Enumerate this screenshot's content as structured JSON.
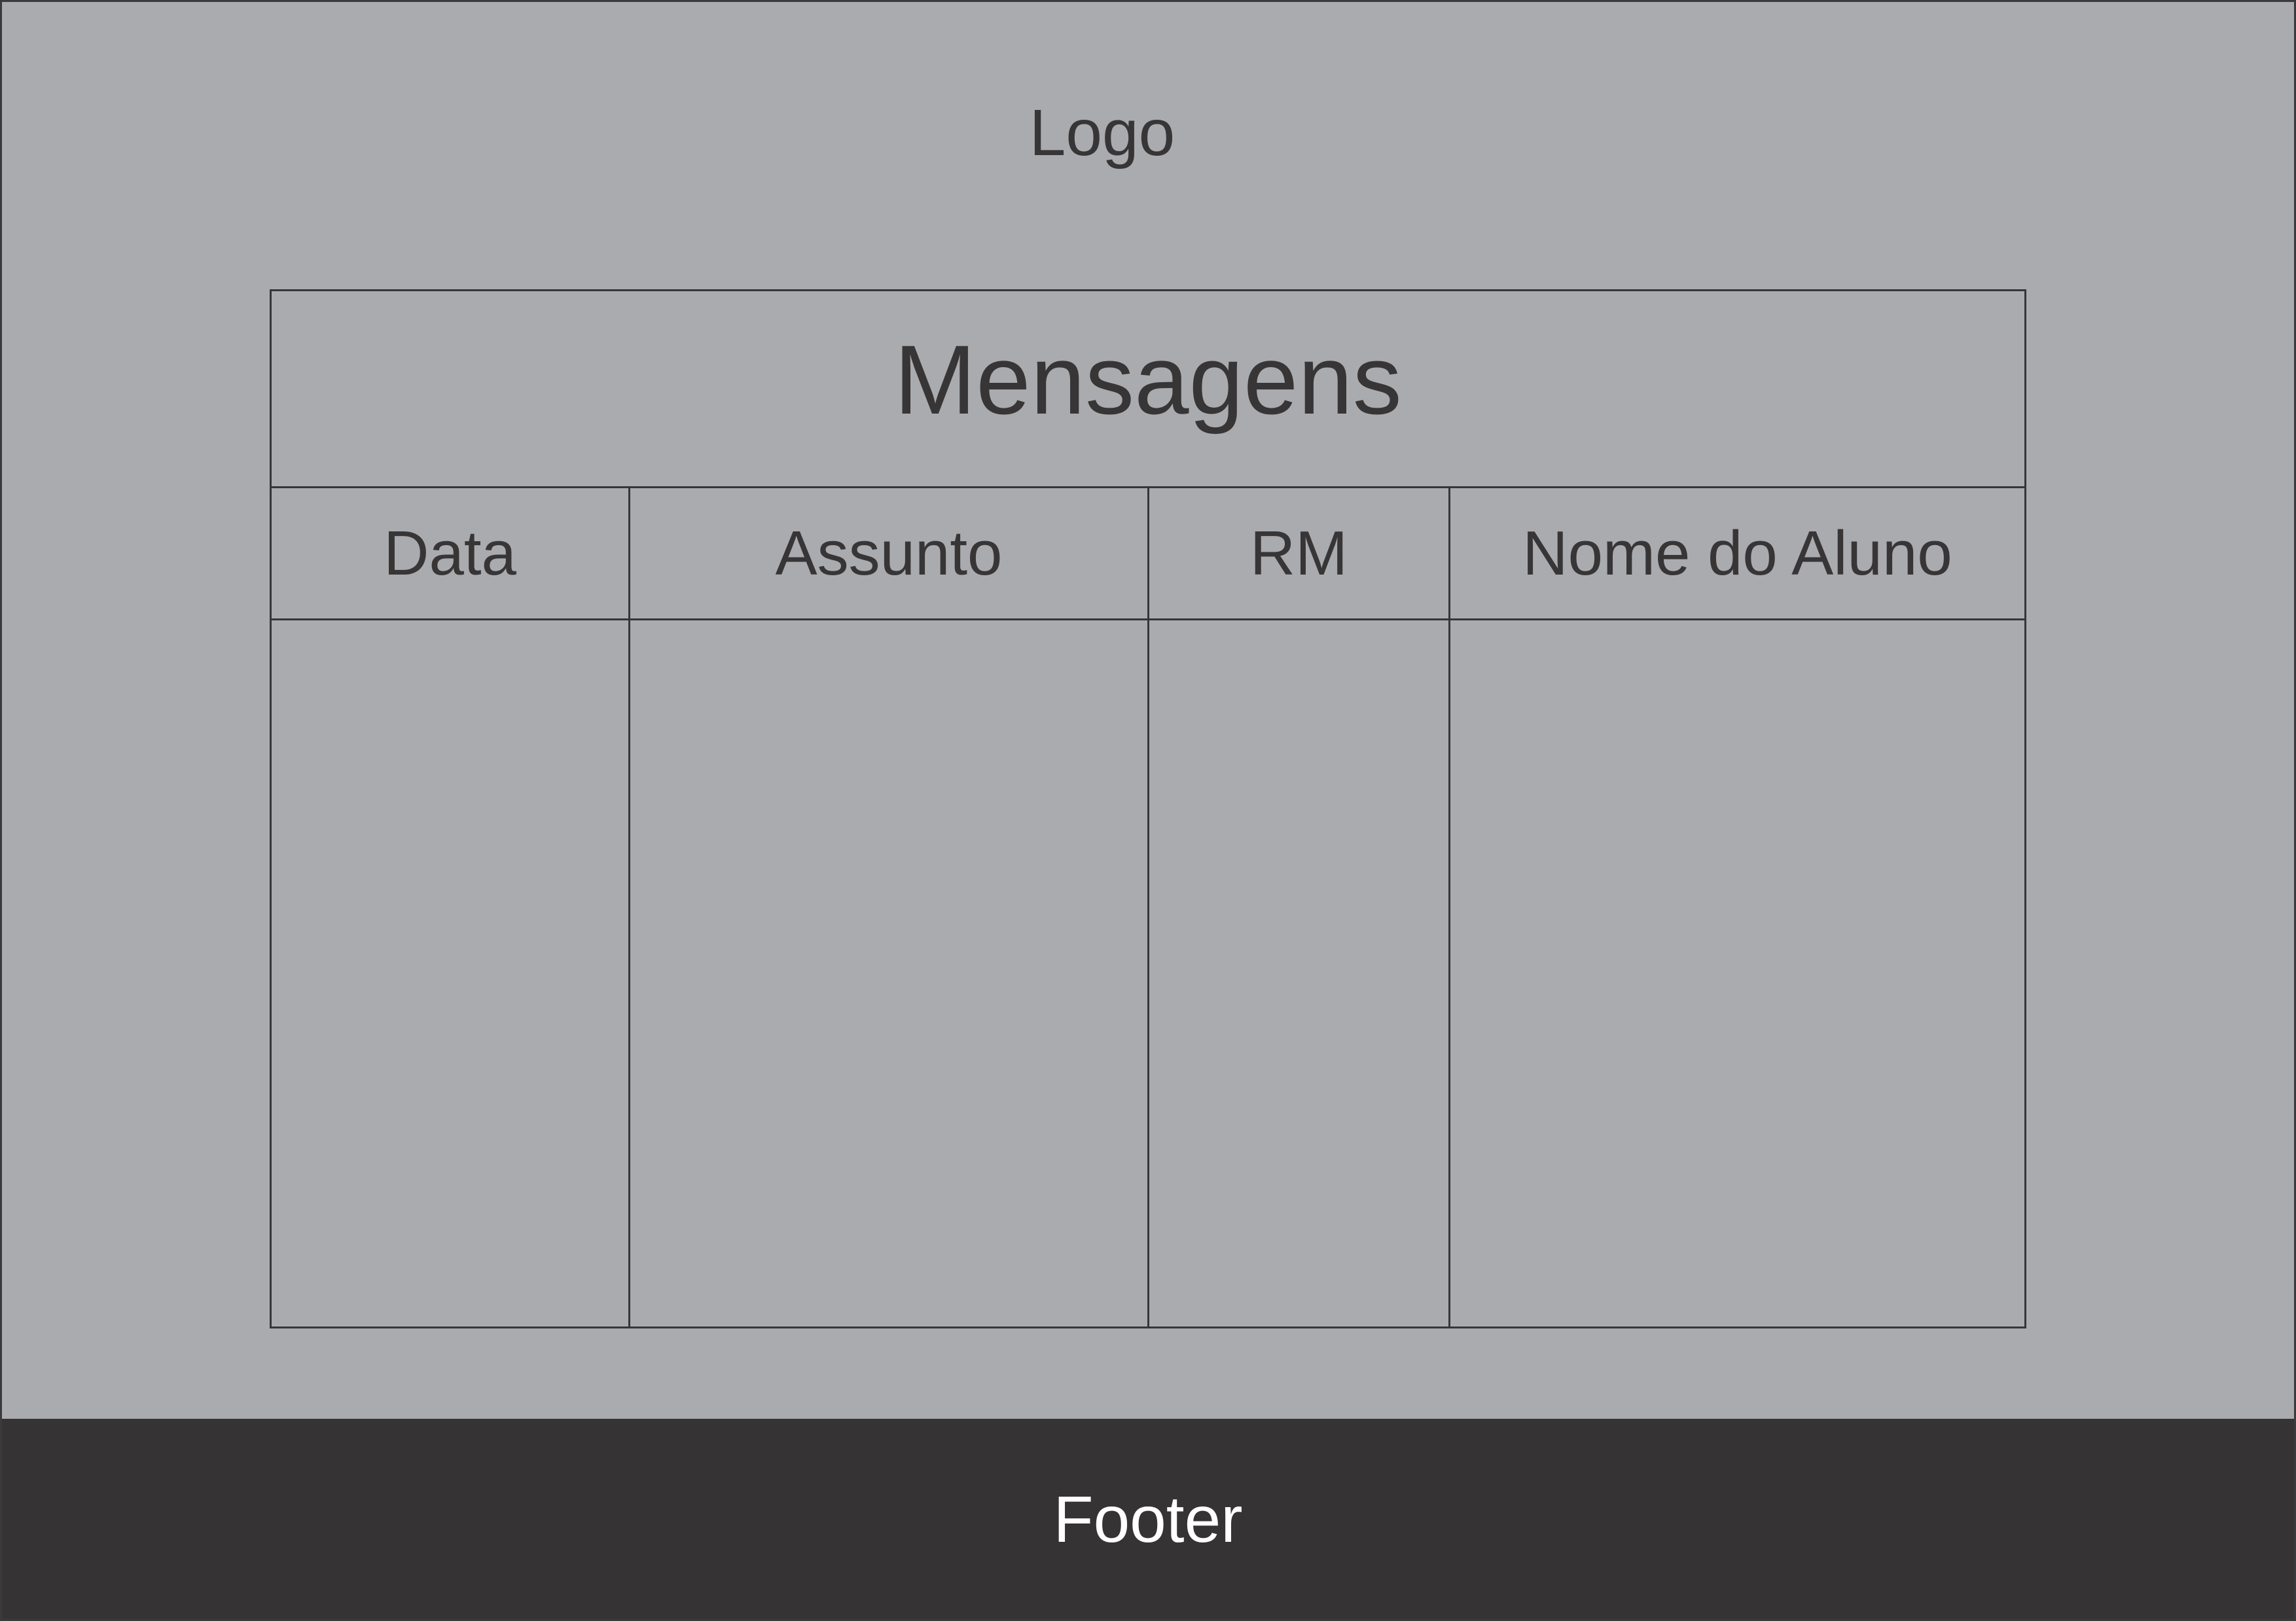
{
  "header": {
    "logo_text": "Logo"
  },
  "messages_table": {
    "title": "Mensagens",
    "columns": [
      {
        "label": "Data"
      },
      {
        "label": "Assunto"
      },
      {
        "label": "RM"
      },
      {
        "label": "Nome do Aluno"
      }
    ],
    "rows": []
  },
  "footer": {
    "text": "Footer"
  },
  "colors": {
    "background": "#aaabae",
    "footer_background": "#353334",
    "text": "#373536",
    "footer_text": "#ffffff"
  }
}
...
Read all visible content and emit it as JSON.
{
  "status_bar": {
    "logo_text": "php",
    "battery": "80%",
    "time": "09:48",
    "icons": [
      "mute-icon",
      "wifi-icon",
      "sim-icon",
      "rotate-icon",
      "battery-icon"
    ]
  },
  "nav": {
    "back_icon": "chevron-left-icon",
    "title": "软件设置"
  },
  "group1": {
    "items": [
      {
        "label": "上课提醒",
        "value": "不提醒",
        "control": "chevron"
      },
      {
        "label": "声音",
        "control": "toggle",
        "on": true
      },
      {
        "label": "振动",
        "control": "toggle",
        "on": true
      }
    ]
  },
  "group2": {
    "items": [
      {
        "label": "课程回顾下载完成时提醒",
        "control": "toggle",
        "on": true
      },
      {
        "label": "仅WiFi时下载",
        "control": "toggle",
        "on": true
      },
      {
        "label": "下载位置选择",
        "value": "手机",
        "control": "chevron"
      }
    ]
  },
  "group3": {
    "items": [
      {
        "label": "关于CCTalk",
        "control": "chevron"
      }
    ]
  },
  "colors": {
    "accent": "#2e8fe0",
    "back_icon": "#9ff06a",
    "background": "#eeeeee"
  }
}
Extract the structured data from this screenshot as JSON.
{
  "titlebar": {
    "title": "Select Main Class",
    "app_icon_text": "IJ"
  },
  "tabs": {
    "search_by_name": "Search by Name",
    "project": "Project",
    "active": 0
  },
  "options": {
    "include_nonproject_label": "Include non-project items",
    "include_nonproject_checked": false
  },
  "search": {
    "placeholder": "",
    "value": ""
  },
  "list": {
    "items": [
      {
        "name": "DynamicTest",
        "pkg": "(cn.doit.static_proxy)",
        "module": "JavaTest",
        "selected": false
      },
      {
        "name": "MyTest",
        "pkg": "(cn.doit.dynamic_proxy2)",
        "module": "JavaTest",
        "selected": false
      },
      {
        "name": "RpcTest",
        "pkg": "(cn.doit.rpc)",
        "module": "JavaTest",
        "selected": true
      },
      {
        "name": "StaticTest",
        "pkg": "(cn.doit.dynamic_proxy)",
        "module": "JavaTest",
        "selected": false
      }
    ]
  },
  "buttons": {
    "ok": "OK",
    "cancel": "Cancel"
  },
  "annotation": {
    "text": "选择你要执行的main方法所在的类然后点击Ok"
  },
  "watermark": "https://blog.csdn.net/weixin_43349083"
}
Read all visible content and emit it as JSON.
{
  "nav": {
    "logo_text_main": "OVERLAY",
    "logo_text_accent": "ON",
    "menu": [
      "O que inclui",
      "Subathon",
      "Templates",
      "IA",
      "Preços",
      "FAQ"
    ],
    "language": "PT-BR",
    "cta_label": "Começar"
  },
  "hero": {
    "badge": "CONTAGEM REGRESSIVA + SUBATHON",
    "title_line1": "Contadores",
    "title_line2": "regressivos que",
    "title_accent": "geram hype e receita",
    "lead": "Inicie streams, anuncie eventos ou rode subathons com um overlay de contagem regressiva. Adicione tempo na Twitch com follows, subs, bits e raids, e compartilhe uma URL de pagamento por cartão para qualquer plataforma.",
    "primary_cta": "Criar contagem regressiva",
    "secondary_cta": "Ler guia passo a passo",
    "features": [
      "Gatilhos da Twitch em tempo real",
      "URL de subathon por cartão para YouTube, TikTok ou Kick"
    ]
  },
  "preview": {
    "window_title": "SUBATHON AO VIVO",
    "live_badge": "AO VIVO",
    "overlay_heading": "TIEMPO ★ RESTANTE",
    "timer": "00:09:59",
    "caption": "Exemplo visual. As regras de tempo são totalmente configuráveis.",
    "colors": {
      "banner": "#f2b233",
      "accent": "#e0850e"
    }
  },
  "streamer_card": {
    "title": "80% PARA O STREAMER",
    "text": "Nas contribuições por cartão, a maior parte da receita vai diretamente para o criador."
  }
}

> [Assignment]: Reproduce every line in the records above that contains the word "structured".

> [Written answer]:
Enumerate this screenshot's content as structured JSON.
Extract the structured data from this screenshot as JSON.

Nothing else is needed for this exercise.